Sharps rifles, designed by Christian Sharps and manufactured by Sharps Rifle Manufacturing Company, became more well-known due to their employment in the Civil War battlegrounds. The Sharps rifles and carbines signaled the start of a small arms revolution. An infantryman holding a Sharps rifle had a greater advantage over an enemy with a muzzle-loading rifled musket. When the Civil War began, almost every soldier was equipped with a Springfield gun, but soon after were replaced by Sharps rifles after noting the difference between these weapons. While Sharps rifles were costlier than the usual guns, they were worth it.

The 1859 Berdan Sharps rifle.

A soldier equipped with a Sharps rifle could easily load the weapon from the breech, a comprehensively simple task that can be done while riding on the back of a horse. The soldier could easily open its action, load a gunpowder and bullet cartridge, seal the action, spring the hammer, pull the trigger, and discharge his weapon. Sharps rifles were created in an ideal manner using a pellet primer feed, meaning that there was no need to shove in the primer every time a bullet was fired. The infantryman could reload and discharge the Sharps rifle ten times in a minute with sufficient instruction and skills. In addition, Whenever the soldier was going from one location to another, he could easily slip the smaller weapon into his riding boot or over his shoulder without feeling much weight like with other weapons.

An enemy holding a musket was disadvantaged because he had to load the weapon from the muzzle, a process that was time-consuming and reckless. It wasn’t easy to do this from a ground position or while riding on the back of a horse. The enemy had to hold the firearm vertically and lay the backside on level ground. He also had to load a paper-encased gunpowder and Minie ball cartridge into the cask, remove the ramrod from underneath the barrel, thrust the cartridge into its setting, replace the ramrod, crook the hammer into shooting position, install a primer underneath the hammer, and eventually squeeze the trigger to discharge the weapon. If the enemy trained and practiced often, he would fire the musket at most three times every minute. 

Sharps Model 1852 “Slanting Breech” Carbine, under the forearm two primer-tapes.
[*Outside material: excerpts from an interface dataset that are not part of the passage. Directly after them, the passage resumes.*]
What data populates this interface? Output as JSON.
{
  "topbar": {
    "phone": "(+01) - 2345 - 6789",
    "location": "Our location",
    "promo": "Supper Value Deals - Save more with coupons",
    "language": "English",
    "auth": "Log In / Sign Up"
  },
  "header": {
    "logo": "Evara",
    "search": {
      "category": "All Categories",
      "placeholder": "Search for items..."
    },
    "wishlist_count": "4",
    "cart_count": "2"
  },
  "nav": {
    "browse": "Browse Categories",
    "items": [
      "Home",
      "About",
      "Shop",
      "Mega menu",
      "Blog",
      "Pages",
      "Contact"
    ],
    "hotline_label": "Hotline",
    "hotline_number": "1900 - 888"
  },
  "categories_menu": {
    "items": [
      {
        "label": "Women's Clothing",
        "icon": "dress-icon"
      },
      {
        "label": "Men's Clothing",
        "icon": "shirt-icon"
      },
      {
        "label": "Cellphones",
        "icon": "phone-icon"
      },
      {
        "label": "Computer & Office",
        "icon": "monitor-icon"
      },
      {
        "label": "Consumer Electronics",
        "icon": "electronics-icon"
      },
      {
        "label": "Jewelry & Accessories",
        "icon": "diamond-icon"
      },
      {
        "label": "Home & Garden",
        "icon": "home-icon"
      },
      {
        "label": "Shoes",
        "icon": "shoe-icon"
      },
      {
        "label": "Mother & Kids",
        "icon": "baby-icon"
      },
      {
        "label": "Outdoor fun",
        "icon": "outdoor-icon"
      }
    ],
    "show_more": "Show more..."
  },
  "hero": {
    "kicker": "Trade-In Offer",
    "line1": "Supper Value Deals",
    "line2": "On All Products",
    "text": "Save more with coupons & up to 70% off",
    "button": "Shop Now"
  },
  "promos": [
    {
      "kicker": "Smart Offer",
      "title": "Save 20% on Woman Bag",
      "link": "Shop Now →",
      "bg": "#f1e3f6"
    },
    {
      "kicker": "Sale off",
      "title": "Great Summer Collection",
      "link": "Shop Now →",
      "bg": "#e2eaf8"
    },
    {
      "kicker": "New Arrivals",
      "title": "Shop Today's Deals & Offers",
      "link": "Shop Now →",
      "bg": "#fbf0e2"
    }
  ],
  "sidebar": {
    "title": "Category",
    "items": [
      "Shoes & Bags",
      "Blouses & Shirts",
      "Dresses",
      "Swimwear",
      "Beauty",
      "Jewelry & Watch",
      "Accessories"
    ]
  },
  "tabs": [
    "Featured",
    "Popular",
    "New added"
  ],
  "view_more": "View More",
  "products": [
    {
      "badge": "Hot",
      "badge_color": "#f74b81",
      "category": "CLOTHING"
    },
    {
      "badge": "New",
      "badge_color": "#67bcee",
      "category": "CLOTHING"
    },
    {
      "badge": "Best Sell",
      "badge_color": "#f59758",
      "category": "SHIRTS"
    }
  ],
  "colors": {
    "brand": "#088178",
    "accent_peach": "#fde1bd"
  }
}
The process was too long, and the battlefield situation did not simplify it. Those holding muskets often got confused and missed a step or lost track of where they had reached. In the end, the enemy holding a musket would be killed even before he finished the loading process, especially if the rival had a superior weapon like the Sharps rifle. Soldiers who fought during the Civil War, particularly the cavalrymen, loved the work of the Sharps rifles and carbines. Some even wrote letters to their superiors stating how superior the Sharps rifles were and that more should be ordered.